WHAT IS EXPECTED:
Restate each entry exactly, without pictures.

THE INPUT:
[Start of section]

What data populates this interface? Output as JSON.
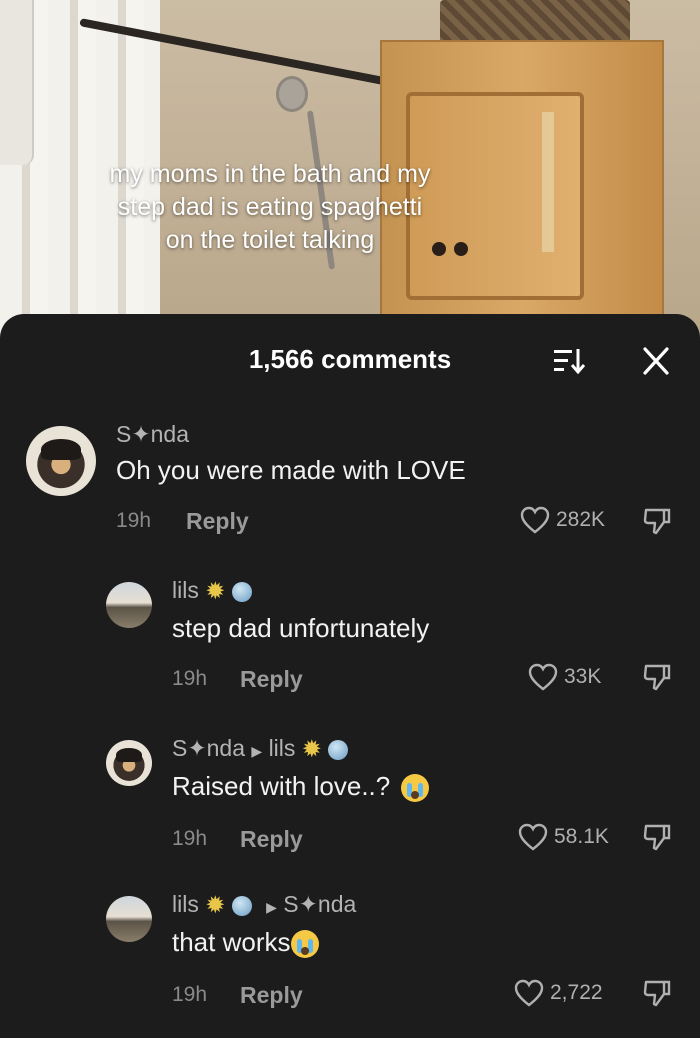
{
  "video": {
    "caption_lines": [
      "my moms in the bath and my",
      "step dad is eating spaghetti",
      "on the toilet talking"
    ]
  },
  "sheet": {
    "comment_count": "1,566 comments",
    "sort_icon": "sort-icon",
    "close_icon": "close-icon"
  },
  "comments": [
    {
      "username": "S✦nda",
      "text": "Oh you were made with LOVE",
      "time": "19h",
      "reply_label": "Reply",
      "likes": "282K"
    },
    {
      "username": "lils",
      "username_emojis": [
        "sun-emoji",
        "globe-emoji"
      ],
      "text": "step dad unfortunately",
      "time": "19h",
      "reply_label": "Reply",
      "likes": "33K"
    },
    {
      "username": "S✦nda",
      "reply_to": "lils",
      "text": "Raised with love..?",
      "text_emoji": "crying-emoji",
      "time": "19h",
      "reply_label": "Reply",
      "likes": "58.1K"
    },
    {
      "username": "lils",
      "reply_to": "S✦nda",
      "text": "that works",
      "text_emoji": "crying-emoji",
      "time": "19h",
      "reply_label": "Reply",
      "likes": "2,722"
    }
  ],
  "colors": {
    "sheet_background": "#1c1c1c",
    "primary_text": "#f2f2f2",
    "secondary_text": "#8a8a8a"
  }
}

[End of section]

OUTPUT OF THE EXERCISE:
What data populates this interface? Output as JSON.
{
  "video": {
    "caption_lines": [
      "my moms in the bath and my",
      "step dad is eating spaghetti",
      "on the toilet talking"
    ]
  },
  "sheet": {
    "comment_count": "1,566 comments",
    "sort_icon": "sort-icon",
    "close_icon": "close-icon"
  },
  "comments": [
    {
      "username": "S✦nda",
      "text": "Oh you were made with LOVE",
      "time": "19h",
      "reply_label": "Reply",
      "likes": "282K"
    },
    {
      "username": "lils",
      "username_emojis": [
        "sun-emoji",
        "globe-emoji"
      ],
      "text": "step dad unfortunately",
      "time": "19h",
      "reply_label": "Reply",
      "likes": "33K"
    },
    {
      "username": "S✦nda",
      "reply_to": "lils",
      "text": "Raised with love..?",
      "text_emoji": "crying-emoji",
      "time": "19h",
      "reply_label": "Reply",
      "likes": "58.1K"
    },
    {
      "username": "lils",
      "reply_to": "S✦nda",
      "text": "that works",
      "text_emoji": "crying-emoji",
      "time": "19h",
      "reply_label": "Reply",
      "likes": "2,722"
    }
  ],
  "colors": {
    "sheet_background": "#1c1c1c",
    "primary_text": "#f2f2f2",
    "secondary_text": "#8a8a8a"
  }
}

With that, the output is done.